Researchers from the University of Utah have discovered that a special kind of perovskite can be layered on a silicon wafer to create a vital component for the communications system of the future. That system would use the terahertz spectrum, the next generation of communications bandwidth that uses light instead of electricity to move data.

By depositing a special form of multilayer perovskite onto a silicon wafer, then team can modulate terahertz waves passing through it using a simple halogen lamp. Modulating the amplitude of terahertz radiation is important because it is how data in such a communications system would be transmitted.

Previous attempts to do this have usually required the use of an expensive, high-power laser. What makes this demonstration different is that it is not only the lamp change but also the specific color of the light. Consequently, they can put different perovskites on the same silicon substrate, where each region could be controlled by different colors from the lamp. This is not easily possible when using conventional semiconductors like silicon.

“Think of it as the difference between something that is binary versus something that has 10 steps,” the team explains. “Silicon responds only to the power in the optical beam but not to the color. It gives you more capabilities to actually do something, say for information processing or whatever the case may be.”

Not only does this open the door to turning terahertz technologies into a reality, but the process of layering perovskites on silicon is simple and inexpensive by using a method called “spin casting,” in which the material is deposited on the silicon wafer by spinning the wafer and allowing centrifugal force to spread the perovskite evenly.

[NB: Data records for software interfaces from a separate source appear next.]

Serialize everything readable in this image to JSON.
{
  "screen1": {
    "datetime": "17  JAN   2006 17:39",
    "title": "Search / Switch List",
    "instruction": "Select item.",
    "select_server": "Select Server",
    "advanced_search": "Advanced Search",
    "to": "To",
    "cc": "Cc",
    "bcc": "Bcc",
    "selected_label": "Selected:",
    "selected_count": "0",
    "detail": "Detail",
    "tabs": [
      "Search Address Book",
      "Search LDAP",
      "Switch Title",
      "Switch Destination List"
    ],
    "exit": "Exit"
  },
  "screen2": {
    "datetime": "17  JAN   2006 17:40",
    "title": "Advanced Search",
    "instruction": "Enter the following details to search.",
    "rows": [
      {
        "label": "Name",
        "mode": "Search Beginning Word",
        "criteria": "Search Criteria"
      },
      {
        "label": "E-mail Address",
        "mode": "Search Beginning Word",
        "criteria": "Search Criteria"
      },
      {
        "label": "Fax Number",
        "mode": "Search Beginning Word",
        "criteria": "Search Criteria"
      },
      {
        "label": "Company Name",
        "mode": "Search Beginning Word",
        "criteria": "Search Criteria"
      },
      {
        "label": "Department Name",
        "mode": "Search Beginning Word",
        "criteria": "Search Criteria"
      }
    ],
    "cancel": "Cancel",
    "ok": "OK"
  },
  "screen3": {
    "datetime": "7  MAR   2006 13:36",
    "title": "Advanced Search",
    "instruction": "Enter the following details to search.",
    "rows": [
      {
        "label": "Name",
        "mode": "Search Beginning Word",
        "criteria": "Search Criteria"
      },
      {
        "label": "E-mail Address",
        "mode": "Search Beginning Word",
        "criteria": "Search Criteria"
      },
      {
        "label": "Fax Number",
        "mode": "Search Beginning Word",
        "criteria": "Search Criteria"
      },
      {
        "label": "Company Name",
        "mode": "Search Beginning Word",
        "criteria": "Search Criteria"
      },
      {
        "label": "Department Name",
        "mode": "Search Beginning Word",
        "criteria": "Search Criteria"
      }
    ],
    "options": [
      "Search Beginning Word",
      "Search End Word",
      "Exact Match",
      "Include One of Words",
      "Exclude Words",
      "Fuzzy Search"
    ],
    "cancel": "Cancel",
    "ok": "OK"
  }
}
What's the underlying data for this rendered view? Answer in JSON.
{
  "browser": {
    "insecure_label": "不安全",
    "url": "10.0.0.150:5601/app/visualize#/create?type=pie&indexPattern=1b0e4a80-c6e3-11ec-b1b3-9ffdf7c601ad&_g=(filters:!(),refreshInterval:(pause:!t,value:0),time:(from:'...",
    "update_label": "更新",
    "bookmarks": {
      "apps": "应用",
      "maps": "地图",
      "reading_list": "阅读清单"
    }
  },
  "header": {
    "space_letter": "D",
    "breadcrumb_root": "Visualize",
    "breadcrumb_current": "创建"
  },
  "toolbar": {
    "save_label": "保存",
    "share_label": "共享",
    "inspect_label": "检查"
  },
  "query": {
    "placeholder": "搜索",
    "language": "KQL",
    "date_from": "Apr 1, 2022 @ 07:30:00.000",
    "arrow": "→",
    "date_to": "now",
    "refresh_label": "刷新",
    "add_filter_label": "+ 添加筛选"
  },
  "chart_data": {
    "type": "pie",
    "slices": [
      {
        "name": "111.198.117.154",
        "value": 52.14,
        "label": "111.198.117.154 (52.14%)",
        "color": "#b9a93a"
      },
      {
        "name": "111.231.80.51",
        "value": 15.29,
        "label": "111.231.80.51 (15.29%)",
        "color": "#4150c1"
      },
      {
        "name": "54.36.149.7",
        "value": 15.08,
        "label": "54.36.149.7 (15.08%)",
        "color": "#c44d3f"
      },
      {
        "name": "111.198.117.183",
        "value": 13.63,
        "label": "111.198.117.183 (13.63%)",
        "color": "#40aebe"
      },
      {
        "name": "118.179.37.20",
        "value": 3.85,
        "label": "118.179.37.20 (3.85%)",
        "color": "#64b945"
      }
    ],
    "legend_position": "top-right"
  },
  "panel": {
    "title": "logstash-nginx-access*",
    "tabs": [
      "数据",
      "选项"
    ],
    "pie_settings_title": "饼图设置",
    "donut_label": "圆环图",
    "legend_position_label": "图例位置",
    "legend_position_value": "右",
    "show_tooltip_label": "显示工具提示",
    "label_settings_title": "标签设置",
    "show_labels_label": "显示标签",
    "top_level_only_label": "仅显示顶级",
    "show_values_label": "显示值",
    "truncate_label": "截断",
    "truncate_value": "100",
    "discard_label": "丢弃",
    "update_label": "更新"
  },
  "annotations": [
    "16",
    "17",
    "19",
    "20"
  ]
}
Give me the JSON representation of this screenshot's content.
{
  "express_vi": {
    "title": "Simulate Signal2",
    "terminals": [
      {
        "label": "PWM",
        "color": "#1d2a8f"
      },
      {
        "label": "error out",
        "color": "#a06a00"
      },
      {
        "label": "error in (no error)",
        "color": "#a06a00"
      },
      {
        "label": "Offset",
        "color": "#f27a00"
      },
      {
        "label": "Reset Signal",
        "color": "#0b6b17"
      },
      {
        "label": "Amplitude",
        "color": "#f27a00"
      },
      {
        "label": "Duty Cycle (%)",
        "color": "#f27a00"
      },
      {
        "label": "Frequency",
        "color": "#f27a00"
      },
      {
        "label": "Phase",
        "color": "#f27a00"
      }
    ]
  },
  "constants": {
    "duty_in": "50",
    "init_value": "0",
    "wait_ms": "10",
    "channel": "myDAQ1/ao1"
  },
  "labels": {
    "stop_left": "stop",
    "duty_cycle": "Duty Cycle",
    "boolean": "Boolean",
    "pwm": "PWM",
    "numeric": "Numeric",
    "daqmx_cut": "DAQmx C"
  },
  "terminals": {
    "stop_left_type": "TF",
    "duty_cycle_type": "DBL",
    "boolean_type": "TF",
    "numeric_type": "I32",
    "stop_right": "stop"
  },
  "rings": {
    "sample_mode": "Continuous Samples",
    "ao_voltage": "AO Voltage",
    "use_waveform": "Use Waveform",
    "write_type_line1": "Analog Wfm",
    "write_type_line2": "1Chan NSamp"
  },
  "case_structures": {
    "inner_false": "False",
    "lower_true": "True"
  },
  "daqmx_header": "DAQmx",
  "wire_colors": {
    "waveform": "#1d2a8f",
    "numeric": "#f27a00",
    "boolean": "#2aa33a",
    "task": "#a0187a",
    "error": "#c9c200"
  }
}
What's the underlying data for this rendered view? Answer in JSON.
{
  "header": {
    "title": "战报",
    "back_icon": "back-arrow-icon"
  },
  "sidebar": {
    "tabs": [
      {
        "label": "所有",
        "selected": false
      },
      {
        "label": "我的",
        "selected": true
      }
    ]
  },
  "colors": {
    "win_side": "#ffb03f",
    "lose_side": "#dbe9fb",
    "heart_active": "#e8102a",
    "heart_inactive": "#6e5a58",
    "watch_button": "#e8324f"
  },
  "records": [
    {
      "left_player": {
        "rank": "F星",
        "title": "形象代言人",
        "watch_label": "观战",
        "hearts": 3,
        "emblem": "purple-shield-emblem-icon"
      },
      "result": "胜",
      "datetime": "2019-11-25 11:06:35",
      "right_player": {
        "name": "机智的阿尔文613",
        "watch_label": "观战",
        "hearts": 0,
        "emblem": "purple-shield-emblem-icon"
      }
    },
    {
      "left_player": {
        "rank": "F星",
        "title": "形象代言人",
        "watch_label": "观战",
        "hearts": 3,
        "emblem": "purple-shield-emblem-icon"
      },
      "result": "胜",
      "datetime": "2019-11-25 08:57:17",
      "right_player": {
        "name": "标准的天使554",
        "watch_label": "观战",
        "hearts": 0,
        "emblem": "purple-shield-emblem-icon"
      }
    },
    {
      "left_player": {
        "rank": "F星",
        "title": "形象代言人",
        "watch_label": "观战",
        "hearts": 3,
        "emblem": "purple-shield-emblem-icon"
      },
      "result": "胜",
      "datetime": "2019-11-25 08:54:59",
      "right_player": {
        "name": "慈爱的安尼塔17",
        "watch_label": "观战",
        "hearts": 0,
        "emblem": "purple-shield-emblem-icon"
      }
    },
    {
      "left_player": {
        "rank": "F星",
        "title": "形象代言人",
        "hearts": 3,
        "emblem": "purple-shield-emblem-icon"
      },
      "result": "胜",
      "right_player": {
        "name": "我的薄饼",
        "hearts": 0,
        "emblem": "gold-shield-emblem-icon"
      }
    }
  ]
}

The researchers estimate it will be at least 10 more years before terahertz technology for communications and computing is used in commercial products, but this new research is a significant milestone to getting there.